A citation or reference to a bill includes (a) the full title and number of the bill (b) the specific session in the relevant legislature responsible for the bill, as well as (c) the year of the bill and (d) additional information in parentheses (usually the specific reading or, in the case of a vote, passage of a bill) completes the reference (McGill Law Journal, 2018, E-28). See the following sample reference to Bill C-51 for an example of this formatting:
Bill C-51, An Act to amend the Criminal Code and the Department of Justice Act and to make consequential amendments to another Act, 2nd Sess, 41st Parl, 2015 (as passed by the House of Commons 6 May 2015).
In the above reference, the following elements are included as follows:
a) Number of bill: Bill C-51
b) Name of bill: An Act to amend the Criminal Code and the Department of Justice Act and to make consequential amendments to another Act
c) Specific session in the relevant legislature (Parliament): 2nd Sess, 41st Parl
d) Year: 2015
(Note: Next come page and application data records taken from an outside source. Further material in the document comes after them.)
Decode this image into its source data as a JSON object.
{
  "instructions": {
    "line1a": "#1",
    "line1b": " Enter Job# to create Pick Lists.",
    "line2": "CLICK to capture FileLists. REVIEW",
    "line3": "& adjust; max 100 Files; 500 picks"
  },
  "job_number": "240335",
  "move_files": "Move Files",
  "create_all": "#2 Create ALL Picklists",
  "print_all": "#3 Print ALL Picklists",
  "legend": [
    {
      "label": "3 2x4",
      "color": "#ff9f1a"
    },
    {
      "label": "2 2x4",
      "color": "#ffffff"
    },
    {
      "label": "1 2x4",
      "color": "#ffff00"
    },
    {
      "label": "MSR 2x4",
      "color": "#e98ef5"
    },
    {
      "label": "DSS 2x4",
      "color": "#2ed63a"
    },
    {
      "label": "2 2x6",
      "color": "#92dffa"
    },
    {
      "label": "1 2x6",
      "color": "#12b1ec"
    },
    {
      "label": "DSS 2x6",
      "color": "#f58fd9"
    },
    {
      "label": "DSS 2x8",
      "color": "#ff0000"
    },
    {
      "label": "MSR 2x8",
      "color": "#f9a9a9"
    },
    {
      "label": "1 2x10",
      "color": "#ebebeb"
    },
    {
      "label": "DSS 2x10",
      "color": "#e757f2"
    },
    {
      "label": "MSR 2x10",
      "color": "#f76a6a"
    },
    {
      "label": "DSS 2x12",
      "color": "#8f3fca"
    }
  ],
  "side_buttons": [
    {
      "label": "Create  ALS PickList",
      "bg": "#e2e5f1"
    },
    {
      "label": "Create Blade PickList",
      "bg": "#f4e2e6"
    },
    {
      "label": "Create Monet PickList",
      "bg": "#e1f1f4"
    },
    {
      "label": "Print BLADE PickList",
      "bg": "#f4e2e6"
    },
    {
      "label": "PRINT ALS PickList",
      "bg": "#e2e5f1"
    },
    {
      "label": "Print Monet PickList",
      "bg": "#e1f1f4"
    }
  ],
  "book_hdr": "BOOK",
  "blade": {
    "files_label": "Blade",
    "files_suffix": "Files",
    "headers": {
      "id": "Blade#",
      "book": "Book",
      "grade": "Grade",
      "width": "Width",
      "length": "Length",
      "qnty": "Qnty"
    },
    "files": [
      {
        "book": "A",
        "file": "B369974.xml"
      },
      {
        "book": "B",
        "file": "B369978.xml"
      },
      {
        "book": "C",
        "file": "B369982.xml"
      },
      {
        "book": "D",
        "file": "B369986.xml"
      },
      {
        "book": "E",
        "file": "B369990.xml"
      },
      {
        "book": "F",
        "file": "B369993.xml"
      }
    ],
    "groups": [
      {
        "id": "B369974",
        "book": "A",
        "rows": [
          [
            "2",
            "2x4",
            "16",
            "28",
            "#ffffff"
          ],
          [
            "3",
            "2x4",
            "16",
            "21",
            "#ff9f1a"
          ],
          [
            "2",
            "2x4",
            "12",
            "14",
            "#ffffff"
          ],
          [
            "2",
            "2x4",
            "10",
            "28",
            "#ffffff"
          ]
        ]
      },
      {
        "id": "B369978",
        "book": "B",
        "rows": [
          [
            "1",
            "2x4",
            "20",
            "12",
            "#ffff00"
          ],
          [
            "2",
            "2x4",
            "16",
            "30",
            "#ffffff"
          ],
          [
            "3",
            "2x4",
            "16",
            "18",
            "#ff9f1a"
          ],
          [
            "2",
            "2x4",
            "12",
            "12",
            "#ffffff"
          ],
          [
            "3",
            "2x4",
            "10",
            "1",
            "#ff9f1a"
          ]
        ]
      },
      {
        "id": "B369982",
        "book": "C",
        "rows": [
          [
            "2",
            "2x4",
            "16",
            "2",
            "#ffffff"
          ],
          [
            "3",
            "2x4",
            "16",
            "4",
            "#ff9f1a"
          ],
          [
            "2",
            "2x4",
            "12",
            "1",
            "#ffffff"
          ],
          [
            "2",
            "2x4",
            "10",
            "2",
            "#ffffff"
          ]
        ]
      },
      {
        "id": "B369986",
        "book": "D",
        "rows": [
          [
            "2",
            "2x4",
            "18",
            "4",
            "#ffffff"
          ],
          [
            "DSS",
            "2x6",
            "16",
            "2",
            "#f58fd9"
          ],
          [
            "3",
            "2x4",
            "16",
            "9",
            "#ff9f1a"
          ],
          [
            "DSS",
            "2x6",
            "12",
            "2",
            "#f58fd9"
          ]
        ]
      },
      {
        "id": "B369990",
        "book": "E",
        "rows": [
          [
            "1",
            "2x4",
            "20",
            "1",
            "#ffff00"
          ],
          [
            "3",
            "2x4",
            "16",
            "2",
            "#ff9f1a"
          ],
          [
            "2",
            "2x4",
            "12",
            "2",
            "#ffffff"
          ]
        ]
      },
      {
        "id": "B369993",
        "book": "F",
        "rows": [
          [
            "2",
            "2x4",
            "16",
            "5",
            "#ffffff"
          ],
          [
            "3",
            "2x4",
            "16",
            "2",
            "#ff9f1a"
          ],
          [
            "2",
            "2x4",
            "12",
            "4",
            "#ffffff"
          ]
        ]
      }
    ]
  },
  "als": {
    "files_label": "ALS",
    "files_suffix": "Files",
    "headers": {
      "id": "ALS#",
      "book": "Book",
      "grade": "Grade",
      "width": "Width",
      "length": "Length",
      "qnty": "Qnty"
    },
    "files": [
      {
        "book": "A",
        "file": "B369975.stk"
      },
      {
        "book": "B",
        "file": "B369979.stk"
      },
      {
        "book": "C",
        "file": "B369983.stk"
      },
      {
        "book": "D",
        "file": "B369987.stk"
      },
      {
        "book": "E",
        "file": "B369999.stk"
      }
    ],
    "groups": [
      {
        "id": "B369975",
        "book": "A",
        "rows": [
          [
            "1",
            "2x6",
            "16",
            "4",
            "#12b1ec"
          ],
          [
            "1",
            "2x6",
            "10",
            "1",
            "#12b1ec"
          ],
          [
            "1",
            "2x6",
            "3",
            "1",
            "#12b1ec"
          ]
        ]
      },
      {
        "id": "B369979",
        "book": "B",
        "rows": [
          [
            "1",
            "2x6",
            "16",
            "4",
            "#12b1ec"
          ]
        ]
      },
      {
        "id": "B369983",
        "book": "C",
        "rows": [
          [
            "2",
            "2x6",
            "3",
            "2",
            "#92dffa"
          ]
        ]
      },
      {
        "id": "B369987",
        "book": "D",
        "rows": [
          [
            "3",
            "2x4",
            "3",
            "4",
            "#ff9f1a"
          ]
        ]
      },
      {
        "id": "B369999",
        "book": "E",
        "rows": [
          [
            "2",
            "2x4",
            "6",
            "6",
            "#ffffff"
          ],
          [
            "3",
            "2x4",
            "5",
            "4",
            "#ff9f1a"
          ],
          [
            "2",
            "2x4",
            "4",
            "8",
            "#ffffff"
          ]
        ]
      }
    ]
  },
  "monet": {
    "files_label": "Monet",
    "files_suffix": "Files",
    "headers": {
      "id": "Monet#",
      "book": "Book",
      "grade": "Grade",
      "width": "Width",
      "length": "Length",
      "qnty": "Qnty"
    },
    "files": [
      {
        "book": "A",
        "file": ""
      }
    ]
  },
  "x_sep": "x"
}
e) Additional information in parentheses: (as passed by the House of Commons 6 May 2015)
The University of British Columbia's Legal Citation Guide also includes several example references to a bill under the section on "Legislation". For information on how to identify a specific location of cited text within a legal citation to a bill or other legal resources, please see What is a Pinpoint, and How is it Used in a Legal Citation?.
For general information on McGill Guide (9th ed.) legal citations and references, please see the resources under Canadian Cases, Statutes, and Legislation on the Writing Centre website.
McGill Law Journal. (2018). Canadian guide to uniform legal citation (9th ed.). Thomson Reuters.